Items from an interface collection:
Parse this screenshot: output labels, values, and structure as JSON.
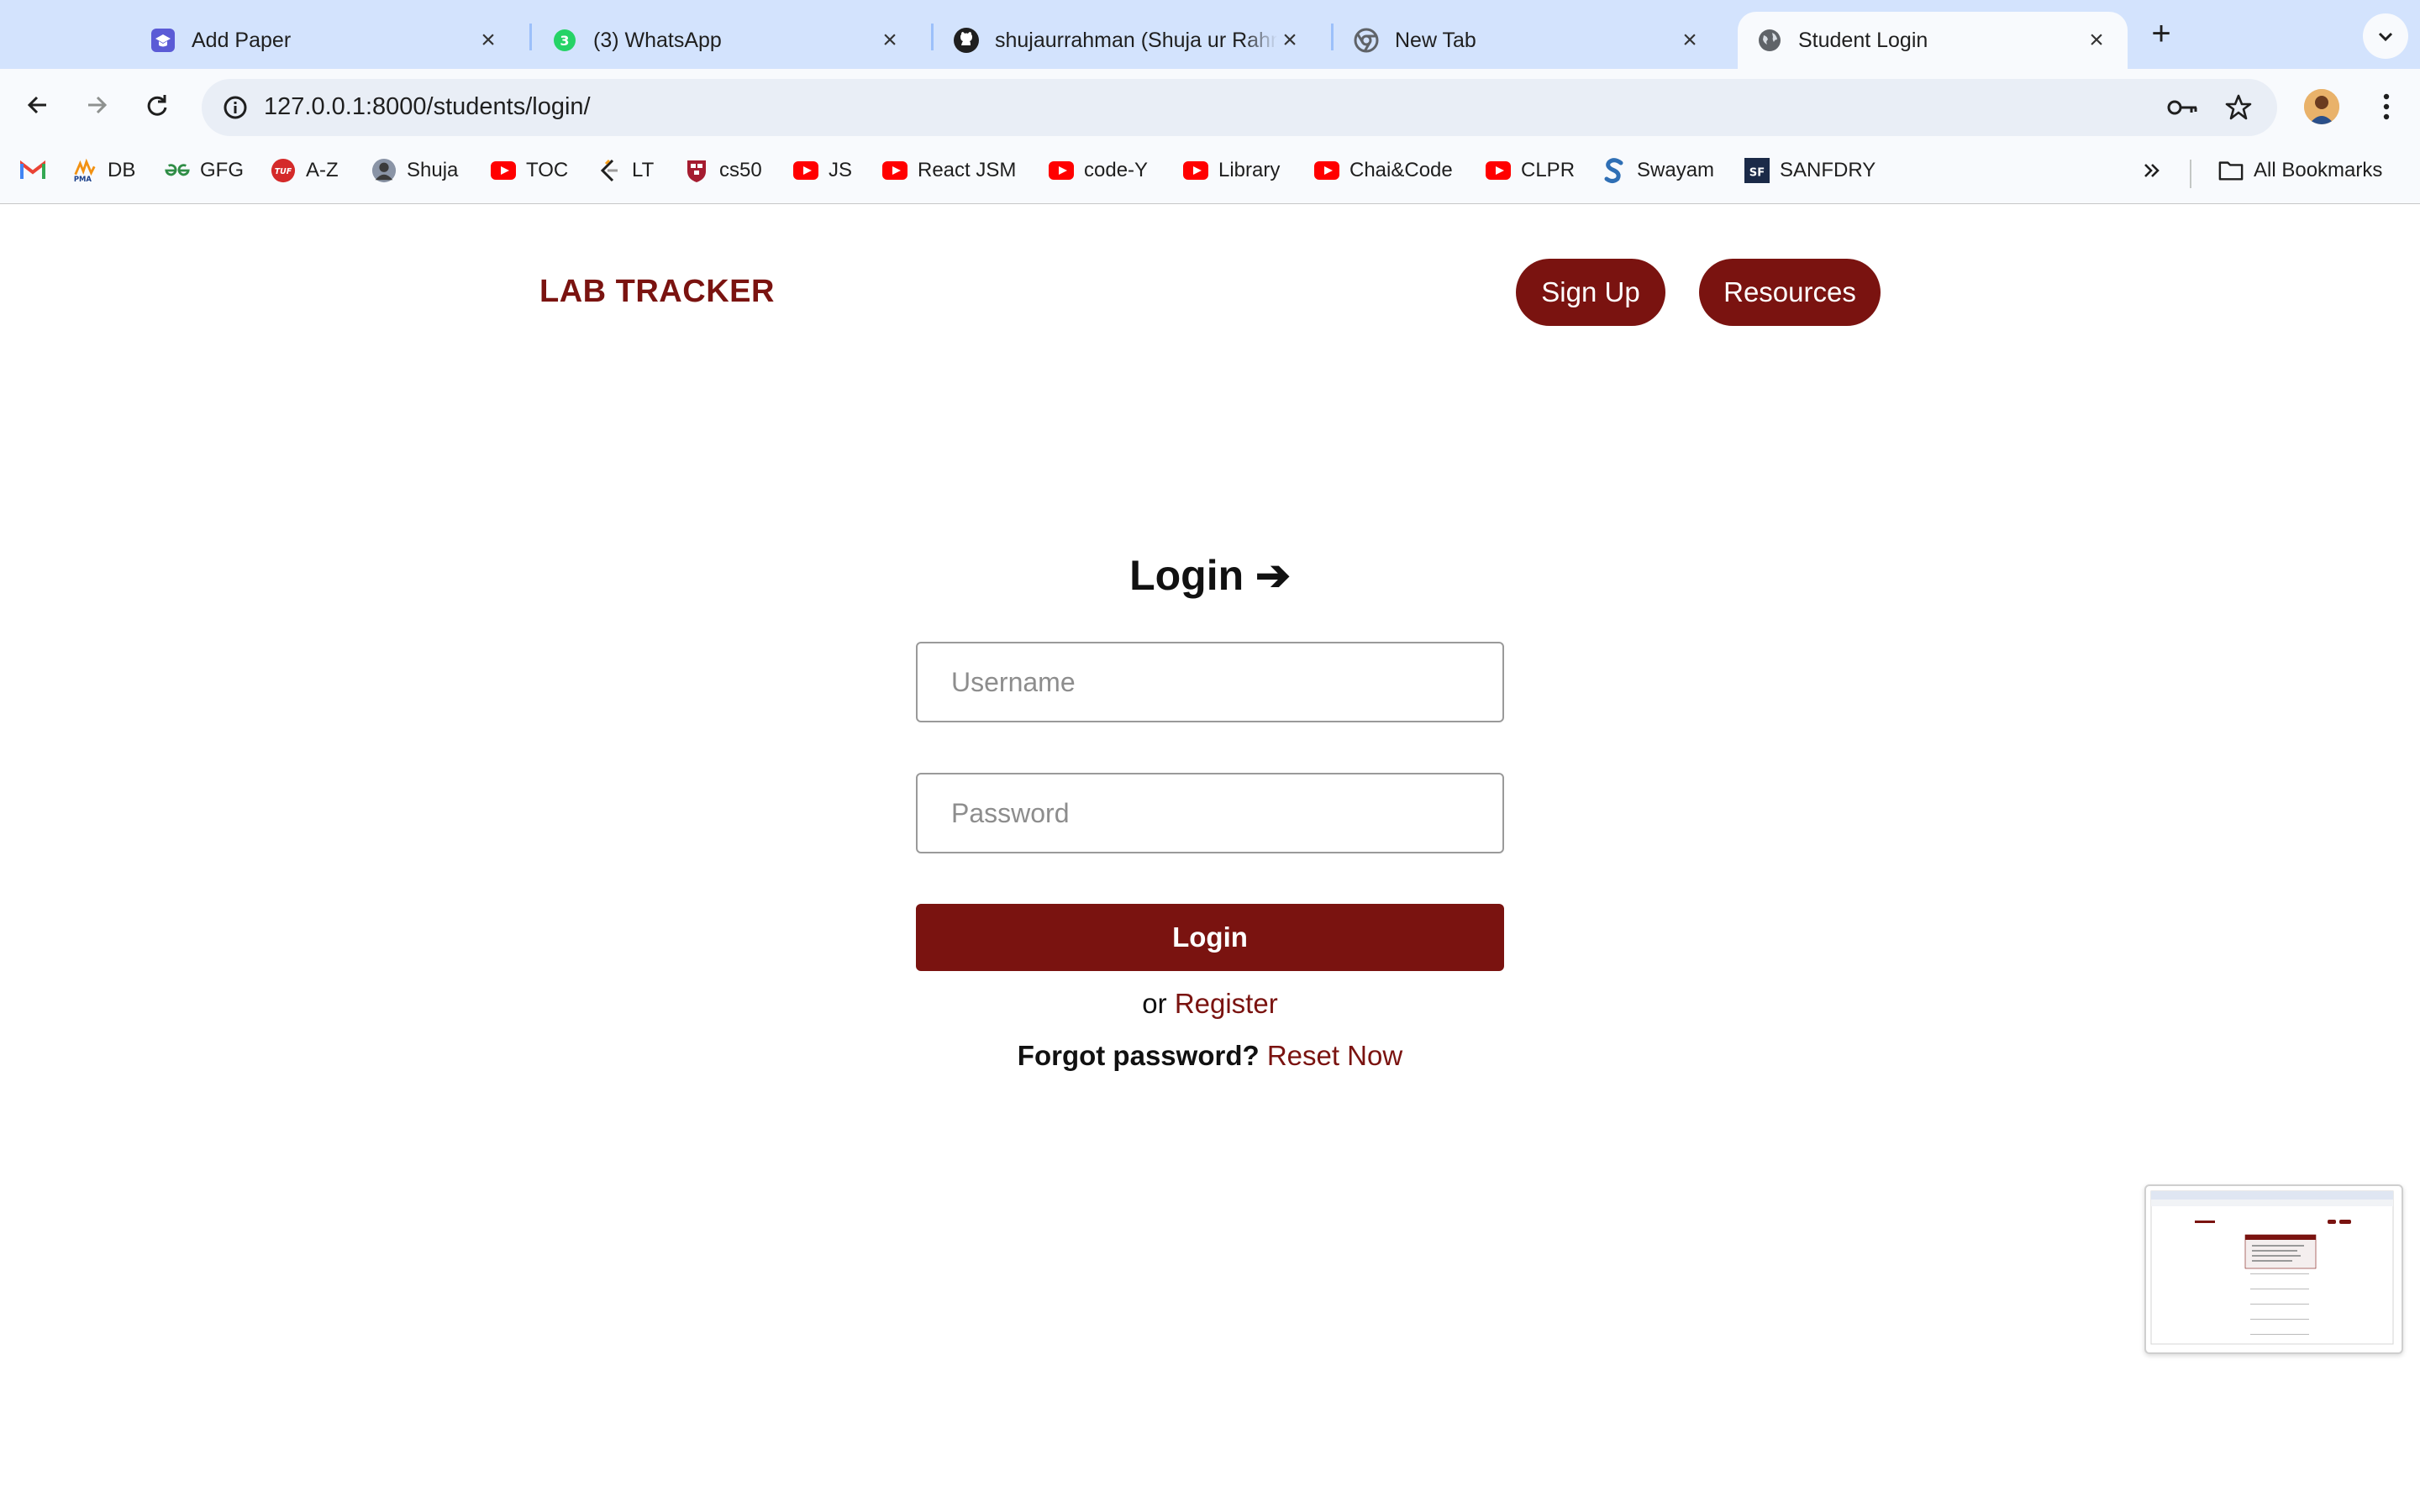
{
  "browser": {
    "tabs": [
      {
        "title": "Add Paper",
        "icon": "graduation-cap-icon"
      },
      {
        "title": "(3) WhatsApp",
        "icon": "whatsapp-icon",
        "badge": "3"
      },
      {
        "title": "shujaurrahman (Shuja ur Rahman)",
        "icon": "github-icon"
      },
      {
        "title": "New Tab",
        "icon": "chrome-icon"
      },
      {
        "title": "Student Login",
        "icon": "globe-icon",
        "active": true
      }
    ],
    "url": "127.0.0.1:8000/students/login/",
    "bookmarks": [
      "DB",
      "GFG",
      "A-Z",
      "Shuja",
      "TOC",
      "LT",
      "cs50",
      "JS",
      "React JSM",
      "code-Y",
      "Library",
      "Chai&Code",
      "CLPR",
      "Swayam",
      "SANFDRY"
    ],
    "all_bookmarks_label": "All Bookmarks"
  },
  "page": {
    "brand": "LAB TRACKER",
    "nav": {
      "signup": "Sign Up",
      "resources": "Resources"
    },
    "login": {
      "title": "Login ➔",
      "username_placeholder": "Username",
      "password_placeholder": "Password",
      "button": "Login",
      "or_text": "or",
      "register_link": "Register",
      "forgot_text": "Forgot password?",
      "reset_link": "Reset Now"
    }
  },
  "colors": {
    "accent": "#7a1310",
    "tabstrip": "#d3e3fd",
    "toolbar": "#f8fafd"
  }
}
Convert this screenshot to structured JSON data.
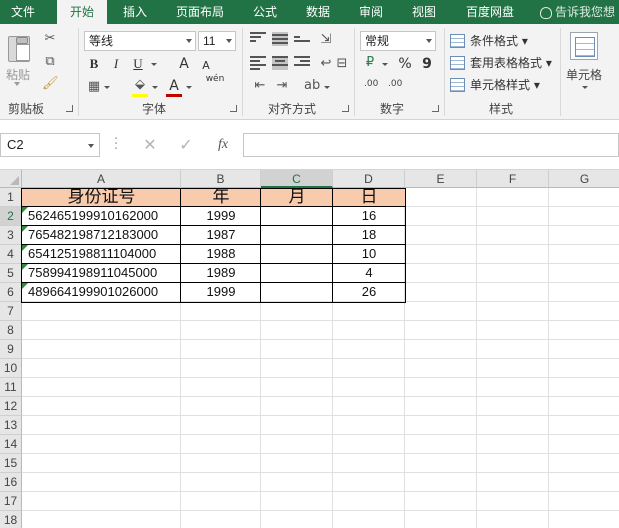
{
  "ribbon": {
    "tabs": [
      {
        "label": "文件"
      },
      {
        "label": "开始",
        "active": true
      },
      {
        "label": "插入"
      },
      {
        "label": "页面布局"
      },
      {
        "label": "公式"
      },
      {
        "label": "数据"
      },
      {
        "label": "审阅"
      },
      {
        "label": "视图"
      },
      {
        "label": "百度网盘"
      }
    ],
    "tell_me": "告诉我您想",
    "groups": {
      "clipboard": {
        "label": "剪贴板",
        "paste_label": "粘贴"
      },
      "font": {
        "label": "字体",
        "font_name": "等线",
        "font_size": "11",
        "bold": "B",
        "italic": "I",
        "underline": "U",
        "grow": "A",
        "shrink": "A",
        "phonetic": "wén"
      },
      "alignment": {
        "label": "对齐方式"
      },
      "number": {
        "label": "数字",
        "format": "常规",
        "percent": "%",
        "comma": "9",
        "inc_decimal": ".00",
        "dec_decimal": ".00"
      },
      "styles": {
        "label": "样式",
        "conditional": "条件格式",
        "table_format": "套用表格格式",
        "cell_styles": "单元格样式"
      },
      "cells": {
        "label": "单元格"
      }
    },
    "colors": {
      "accent": "#217346",
      "font_color": "#c00000",
      "fill_color": "#ffff00"
    }
  },
  "formula_bar": {
    "name_box": "C2",
    "fx": "fx",
    "formula": ""
  },
  "sheet": {
    "columns": [
      "A",
      "B",
      "C",
      "D",
      "E",
      "F",
      "G"
    ],
    "rows": [
      "1",
      "2",
      "3",
      "4",
      "5",
      "6",
      "7",
      "8",
      "9",
      "10",
      "11",
      "12",
      "13",
      "14",
      "15",
      "16",
      "17",
      "18"
    ],
    "header": [
      "身份证号",
      "年",
      "月",
      "日"
    ],
    "data": [
      {
        "id": "562465199910162000",
        "year": "1999",
        "month": "",
        "day": "16"
      },
      {
        "id": "765482198712183000",
        "year": "1987",
        "month": "",
        "day": "18"
      },
      {
        "id": "654125198811104000",
        "year": "1988",
        "month": "",
        "day": "10"
      },
      {
        "id": "758994198911045000",
        "year": "1989",
        "month": "",
        "day": "4"
      },
      {
        "id": "489664199901026000",
        "year": "1999",
        "month": "",
        "day": "26"
      }
    ],
    "selected_cell": "C2",
    "header_fill": "#f8cbad"
  }
}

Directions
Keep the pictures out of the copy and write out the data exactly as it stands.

Result for this exercise
Parse this screenshot: output labels, values, and structure as JSON.
{
  "browser": {
    "tabs": [
      {
        "title": "Add Paper",
        "icon": "graduation-cap-icon"
      },
      {
        "title": "(3) WhatsApp",
        "icon": "whatsapp-icon",
        "badge": "3"
      },
      {
        "title": "shujaurrahman (Shuja ur Rahman)",
        "icon": "github-icon"
      },
      {
        "title": "New Tab",
        "icon": "chrome-icon"
      },
      {
        "title": "Student Login",
        "icon": "globe-icon",
        "active": true
      }
    ],
    "url": "127.0.0.1:8000/students/login/",
    "bookmarks": [
      "DB",
      "GFG",
      "A-Z",
      "Shuja",
      "TOC",
      "LT",
      "cs50",
      "JS",
      "React JSM",
      "code-Y",
      "Library",
      "Chai&Code",
      "CLPR",
      "Swayam",
      "SANFDRY"
    ],
    "all_bookmarks_label": "All Bookmarks"
  },
  "page": {
    "brand": "LAB TRACKER",
    "nav": {
      "signup": "Sign Up",
      "resources": "Resources"
    },
    "login": {
      "title": "Login ➔",
      "username_placeholder": "Username",
      "password_placeholder": "Password",
      "button": "Login",
      "or_text": "or",
      "register_link": "Register",
      "forgot_text": "Forgot password?",
      "reset_link": "Reset Now"
    }
  },
  "colors": {
    "accent": "#7a1310",
    "tabstrip": "#d3e3fd",
    "toolbar": "#f8fafd"
  }
}
Convert this screenshot to structured JSON data.
{
  "ribbon": {
    "tabs": [
      {
        "label": "文件"
      },
      {
        "label": "开始",
        "active": true
      },
      {
        "label": "插入"
      },
      {
        "label": "页面布局"
      },
      {
        "label": "公式"
      },
      {
        "label": "数据"
      },
      {
        "label": "审阅"
      },
      {
        "label": "视图"
      },
      {
        "label": "百度网盘"
      }
    ],
    "tell_me": "告诉我您想",
    "groups": {
      "clipboard": {
        "label": "剪贴板",
        "paste_label": "粘贴"
      },
      "font": {
        "label": "字体",
        "font_name": "等线",
        "font_size": "11",
        "bold": "B",
        "italic": "I",
        "underline": "U",
        "grow": "A",
        "shrink": "A",
        "phonetic": "wén"
      },
      "alignment": {
        "label": "对齐方式"
      },
      "number": {
        "label": "数字",
        "format": "常规",
        "percent": "%",
        "comma": "9",
        "inc_decimal": ".00",
        "dec_decimal": ".00"
      },
      "styles": {
        "label": "样式",
        "conditional": "条件格式",
        "table_format": "套用表格格式",
        "cell_styles": "单元格样式"
      },
      "cells": {
        "label": "单元格"
      }
    },
    "colors": {
      "accent": "#217346",
      "font_color": "#c00000",
      "fill_color": "#ffff00"
    }
  },
  "formula_bar": {
    "name_box": "C2",
    "fx": "fx",
    "formula": ""
  },
  "sheet": {
    "columns": [
      "A",
      "B",
      "C",
      "D",
      "E",
      "F",
      "G"
    ],
    "rows": [
      "1",
      "2",
      "3",
      "4",
      "5",
      "6",
      "7",
      "8",
      "9",
      "10",
      "11",
      "12",
      "13",
      "14",
      "15",
      "16",
      "17",
      "18"
    ],
    "header": [
      "身份证号",
      "年",
      "月",
      "日"
    ],
    "data": [
      {
        "id": "562465199910162000",
        "year": "1999",
        "month": "",
        "day": "16"
      },
      {
        "id": "765482198712183000",
        "year": "1987",
        "month": "",
        "day": "18"
      },
      {
        "id": "654125198811104000",
        "year": "1988",
        "month": "",
        "day": "10"
      },
      {
        "id": "758994198911045000",
        "year": "1989",
        "month": "",
        "day": "4"
      },
      {
        "id": "489664199901026000",
        "year": "1999",
        "month": "",
        "day": "26"
      }
    ],
    "selected_cell": "C2",
    "header_fill": "#f8cbad"
  }
}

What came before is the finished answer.